Tea and coffee may be linked to lower risk of stroke and dementia – study

According to the largest study of its kind, drinking coffee or tea may be associated with a decreased risk of stroke and dementia.

Strokes account for 10% of global deaths, while dementia is one of the world’s most serious health problems, with 130 million people expected to live with it by 2050.

The study followed 365,000 people aged 50 to 74 for more than a decade. At the outset, participants in the UK Biobank study self-reported their coffee and tea consumption. During the study’s duration, 5,079 of them developed dementia and 10,053 had at least one stroke.

The researchers discovered that people who consumed two to three cups of coffee, three to five cups of tea, or a combination of four to six cups of coffee and tea daily had the lowest risk of stroke or dementia.

Daily consumption of two to three cups of coffee and two to three cups of tea resulted in a 32% reduction in the risk of stroke. These individuals had a 28% lower risk of dementia than those who did not consume tea or coffee.

A coffee cup
Consuming coffee may help reduce the risk of developing chronic liver disease, a study suggests.
Continue reading
According to the study, conducted by Yuan Zhang and colleagues at Tianjin Medical University in China, drinking coffee alone or in combination with tea is also associated with a decreased risk of post-stroke dementia.

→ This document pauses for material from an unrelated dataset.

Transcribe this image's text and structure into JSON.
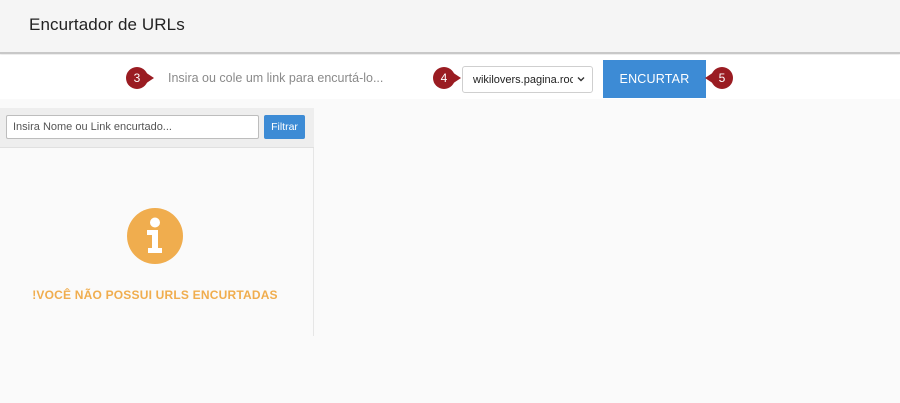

The authors wrote in the journal Plos Medicine, “Our findings indicated that moderate consumption of coffee and tea, either alone or in combination, was associated with a decreased risk of stroke and dementia.”

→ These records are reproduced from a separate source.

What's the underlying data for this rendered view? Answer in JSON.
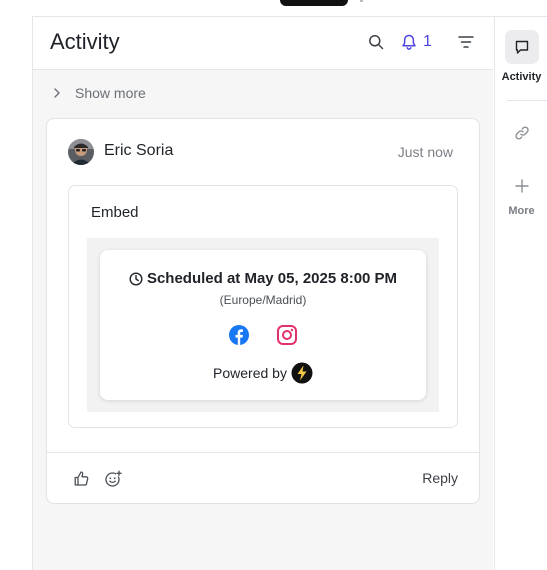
{
  "header": {
    "title": "Activity",
    "notification_count": "1"
  },
  "feed": {
    "show_more_label": "Show more",
    "item": {
      "author": "Eric Soria",
      "time": "Just now",
      "embed": {
        "label": "Embed",
        "scheduled_text": "Scheduled at May 05, 2025 8:00 PM",
        "timezone": "(Europe/Madrid)",
        "powered_by": "Powered by",
        "networks": [
          "facebook-icon",
          "instagram-icon"
        ]
      },
      "actions": {
        "reply_label": "Reply"
      }
    }
  },
  "rail": {
    "activity_label": "Activity",
    "more_label": "More"
  },
  "colors": {
    "accent": "#4f46e5",
    "facebook": "#1877f2",
    "instagram": "#e1306c"
  }
}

The researchers cautioned, however, that the UK Biobank sample is relatively healthy in comparison to the general population, which may limit the ability to generalise these associations. While coffee and tea may be protective against stroke, dementia, and post-stroke dementia, the researchers note that associations alone cannot establish causality.

Prof Tara Spires-Jones, programme lead for the UK Dementia Research Institute and deputy director of the University of Edinburgh’s Centre for Discovery Brain Sciences, who was not involved in the research, described it as “interesting” and “robustly conducted,” but stressed that additional work was needed to fully understand the potential biological links between tea and coffee and stroke and dementia risk.

Prof Kevin McConway, an emeritus professor of applied statistics at the Open University who was also not involved in the study, said it demonstrated that associations between stroke and dementia risk did not change uniformly with tea and coffee consumption.

Read more • theguardian.com

Suggested Reading